By: Josh Bryant
In Plato’s Allegory of the Cave, a group of people live their whole lives chained up in a cave facing a wall, so reality to them is nothing more than the moving images on the wall.
In all actuality, the images on the wall are the projection of shadows produced by objects and people moving amid the cave dwellers’ backs and a light. Once these cave dwellers are free from this cave, they realize that what they thought was reality, was not reality in any sense.
In strength training, many people are incarcerated in myopic views, much like Plato’s allegorical cave. Today, we are going to bust out of this cave and explore a way to transform your physique outside of the established norms.
The sober reality is this doesn’t require a Timothy Leary concoction or any Amazonian Hallucinogens, just a slight paradigm shift.
Arnold Schwarzenegger posed in between workouts, between sets and pretty much any time he wasn’t lifting. By constantly practicing posing, the immortalized “Austrian Oak” was doing much more than enhancing his stage presence. Arnold intuitively knew posing contributed to greater muscular development and enhanced his ability to dominate heavy pig iron.
Metroflex Gym is home to a wide array of colorful characters that makes a Groucho Marx film look like a bunch of Karens at book club meeting. One of the most outspoken, entertaining members is a Masters competitive bodybuilder, Ed Brown. He is constantly harping on “hardening” up for a bodybuilding show via posing sessions, and Ed also says, “It shows the co-eds, Ed is still top of the food chain.”
The late, Dr. Mel Siff’s book, Supertraining, is the cream of the crop when it comes to the science of strength training. Siff discusses bodybuilding posing and refers to it as “load less training” and writes about Russians using “load less training” to strengthen muscles and connective tissue.
To me, this seems totally logical and anecdotes agree that posing can enhance strength and help get you ready for the bodybuilding or Chippendales stage!
Bro Science to Sound Science
The Department of Sports and Life Science at the National Institute of Fitness and Sports in Kanoya, Japan moved this idea from logical speculation to sound science.
The researchers recruited 16 subjects, in their early 20s, in good physical condition. Subjects were divided into a training group with nine people and an inactive group with seven subjects. Over the course of 12 weeks, the training group trained thrice weekly and performed maximal co-contractions of the biceps and the triceps.
In those 12 weeks, the subjects in the training group participated in a 12-week training program with maximal voluntary co-contraction of the biceps and triceps of the right arm three times per week. Basically, with the elbow joint bent to 90 degrees, with a neutral forearm position, subjects contracted as forcefully as possible with the biceps and triceps for four seconds, followed by a four-second relaxation. This was done 10 times per set and five sets were performed per session, with a two-minute rest interval between sets.

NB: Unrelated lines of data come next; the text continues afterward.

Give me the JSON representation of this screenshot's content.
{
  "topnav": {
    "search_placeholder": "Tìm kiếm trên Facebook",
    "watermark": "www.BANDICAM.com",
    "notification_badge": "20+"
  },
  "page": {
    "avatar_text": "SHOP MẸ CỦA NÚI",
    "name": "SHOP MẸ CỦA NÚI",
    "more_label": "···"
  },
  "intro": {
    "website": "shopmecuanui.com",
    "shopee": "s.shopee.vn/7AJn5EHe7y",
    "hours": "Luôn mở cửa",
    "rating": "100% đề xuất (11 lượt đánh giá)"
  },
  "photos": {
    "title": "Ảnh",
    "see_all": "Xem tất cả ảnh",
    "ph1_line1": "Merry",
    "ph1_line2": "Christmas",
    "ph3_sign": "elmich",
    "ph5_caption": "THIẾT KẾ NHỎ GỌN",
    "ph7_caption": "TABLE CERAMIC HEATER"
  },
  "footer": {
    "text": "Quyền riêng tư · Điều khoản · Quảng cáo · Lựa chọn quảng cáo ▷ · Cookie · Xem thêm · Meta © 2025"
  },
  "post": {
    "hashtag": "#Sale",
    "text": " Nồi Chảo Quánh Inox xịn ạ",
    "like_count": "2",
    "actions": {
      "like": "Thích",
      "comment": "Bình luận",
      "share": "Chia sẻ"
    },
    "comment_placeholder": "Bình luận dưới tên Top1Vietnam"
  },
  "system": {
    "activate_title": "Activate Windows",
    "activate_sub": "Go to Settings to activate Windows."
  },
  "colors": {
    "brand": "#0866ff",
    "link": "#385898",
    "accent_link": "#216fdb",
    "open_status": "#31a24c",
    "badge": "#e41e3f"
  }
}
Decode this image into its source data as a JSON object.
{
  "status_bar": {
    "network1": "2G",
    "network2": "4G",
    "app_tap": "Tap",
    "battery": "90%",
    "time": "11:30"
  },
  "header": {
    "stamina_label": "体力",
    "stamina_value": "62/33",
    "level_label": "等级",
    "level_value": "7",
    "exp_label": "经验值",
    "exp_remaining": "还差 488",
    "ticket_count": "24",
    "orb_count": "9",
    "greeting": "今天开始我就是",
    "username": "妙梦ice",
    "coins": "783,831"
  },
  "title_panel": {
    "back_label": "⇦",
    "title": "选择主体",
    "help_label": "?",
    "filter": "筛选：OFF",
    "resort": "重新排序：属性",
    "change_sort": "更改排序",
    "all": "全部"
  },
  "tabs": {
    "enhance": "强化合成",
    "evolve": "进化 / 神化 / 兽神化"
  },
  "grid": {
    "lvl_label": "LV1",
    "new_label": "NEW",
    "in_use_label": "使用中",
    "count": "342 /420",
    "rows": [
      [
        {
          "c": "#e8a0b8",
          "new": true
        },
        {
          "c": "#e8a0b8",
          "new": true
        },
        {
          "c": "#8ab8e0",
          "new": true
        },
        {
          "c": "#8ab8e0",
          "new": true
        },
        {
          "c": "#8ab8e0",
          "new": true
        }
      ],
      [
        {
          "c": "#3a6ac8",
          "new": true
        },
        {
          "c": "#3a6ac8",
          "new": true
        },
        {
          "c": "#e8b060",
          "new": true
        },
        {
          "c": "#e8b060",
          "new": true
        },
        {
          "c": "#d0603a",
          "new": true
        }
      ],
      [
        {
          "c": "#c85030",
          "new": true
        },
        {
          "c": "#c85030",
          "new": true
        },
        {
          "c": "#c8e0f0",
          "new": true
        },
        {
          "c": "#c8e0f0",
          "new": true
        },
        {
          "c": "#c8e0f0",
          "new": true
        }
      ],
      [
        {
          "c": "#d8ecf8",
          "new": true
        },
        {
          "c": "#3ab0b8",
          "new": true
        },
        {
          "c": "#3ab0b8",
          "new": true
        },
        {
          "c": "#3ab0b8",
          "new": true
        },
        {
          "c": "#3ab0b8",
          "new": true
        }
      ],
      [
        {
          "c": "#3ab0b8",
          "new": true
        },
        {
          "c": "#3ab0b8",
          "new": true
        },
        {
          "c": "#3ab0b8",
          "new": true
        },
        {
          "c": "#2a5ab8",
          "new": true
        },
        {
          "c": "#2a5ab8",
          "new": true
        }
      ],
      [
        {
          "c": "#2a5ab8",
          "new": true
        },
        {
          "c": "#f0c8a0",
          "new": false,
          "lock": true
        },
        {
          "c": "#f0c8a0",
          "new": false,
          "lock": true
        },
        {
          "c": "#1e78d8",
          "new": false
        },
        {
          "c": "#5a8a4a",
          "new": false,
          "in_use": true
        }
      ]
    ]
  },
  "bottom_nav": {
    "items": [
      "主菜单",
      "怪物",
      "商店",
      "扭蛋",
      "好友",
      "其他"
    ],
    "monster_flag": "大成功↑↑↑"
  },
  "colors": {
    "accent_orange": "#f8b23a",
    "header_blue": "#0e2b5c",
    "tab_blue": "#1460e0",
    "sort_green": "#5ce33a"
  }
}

The results were mind-blowing.
The training group significantly increased in strength levels in both the biceps and triceps! Both biceps and triceps significantly increased in size. The functional antagonist muscle relationship between the biceps and triceps was not altered.
Take home point—posing can build power and prowess.
Posing assists in developing the ever-important mind-muscle connection. Posing on a regular basis will allow the more efficient contraction of muscles or, what I call “muscle intention”, or purposefully contracting the muscle you are targeting in training.
At the end of your next arms workout, allocate 10 minutes for a finisher. Contract or “flex” the muscle you trained as hard as possible for five seconds, rest for five seconds. Do this for 10 reps, rest two minutes; do this for three sets. We are doing less because we worked out first.
If you want to try this in a separate session, give it a go for 15-20 minutes. Remember, this is not bodybuilding posing exactly, pose as hard as possible, if it requires making a nasty face to contract harder……do it!
If you cannot feel a targeted muscle work in training, “flex” that muscle as hard as possible for five seconds, rest for five seconds and do this three times then execute the movement. So, for example, if you cannot feel the triceps work on triceps pushdowns, extend your arms and contract your triceps as hard as possible for five seconds, rest 5 seconds, do this three times, then execute the movement with enthusiasm because you will now feel your triceps working.
“I only feel it in my biceps” is muttered often after commercial gym neophytes attempt lat pulldowns but you hardly ever hear this from seasoned bodybuilders and this is largely because of posing.
Posing not only builds muscle virtually wear and tear free but posing also enhances kinesthetic awareness making that mind-muscle connection a foregone conclusion.
No one has ever gotten big by posing alone!
Choosing between strength training and posing to maximize muscularity is a no brainer—hit the weights.
To maximally develop a muscle, however, requires a holistic approach with a variety of rep ranges, tempos, intensity levels and contraction types.
Posing is one more useful weapon in your holistic muscle building arsenal!